### [ASSIGNMENT]
Check every line below for the word "Jeff" and show those that hold it.
##### RECORDED INFORMATION #####
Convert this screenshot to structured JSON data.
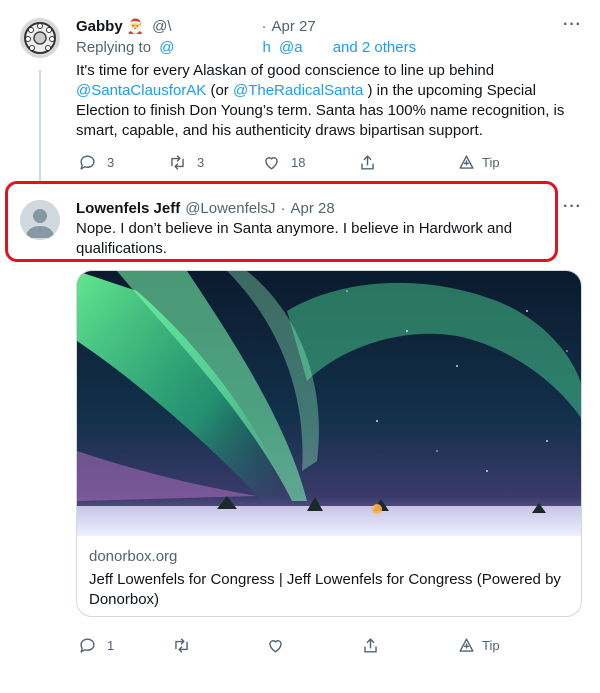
{
  "tweet1": {
    "name": "Gabby",
    "emoji": "🎅",
    "handle": "@\\",
    "sep": "·",
    "date": "Apr 27",
    "replying_prefix": "Replying to",
    "replying_mention1": "@",
    "replying_mention1_tail": "h",
    "replying_mention2": "@a",
    "replying_and": "and 2 others",
    "text_1": "It's time for every Alaskan of good conscience to line up behind",
    "mention_santa": "@SantaClausforAK",
    "text_2": "(or",
    "mention_radical": "@TheRadicalSanta",
    "text_3": ") in the upcoming Special Election to finish Don Young’s term. Santa has 100% name recognition, is smart, capable, and his authenticity draws bipartisan support.",
    "actions": {
      "reply": "3",
      "retweet": "3",
      "like": "18",
      "tip": "Tip"
    }
  },
  "tweet2": {
    "name": "Lowenfels Jeff",
    "handle": "@LowenfelsJ",
    "sep": "·",
    "date": "Apr 28",
    "text": "Nope. I don’t believe in Santa anymore. I believe in Hardwork and qualifications.",
    "card": {
      "domain": "donorbox.org",
      "title": "Jeff Lowenfels for Congress | Jeff Lowenfels for Congress (Powered by Donorbox)"
    },
    "actions": {
      "reply": "1",
      "tip": "Tip"
    }
  },
  "more_glyph": "···",
  "colors": {
    "link": "#1d9bf0",
    "highlight": "#e0141e",
    "muted": "#536471"
  }
}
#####
### [SOLUTION]
    "name": "Lowenfels Jeff",
      "title": "Jeff Lowenfels for Congress | Jeff Lowenfels for Congress (Powered by Donorbox)"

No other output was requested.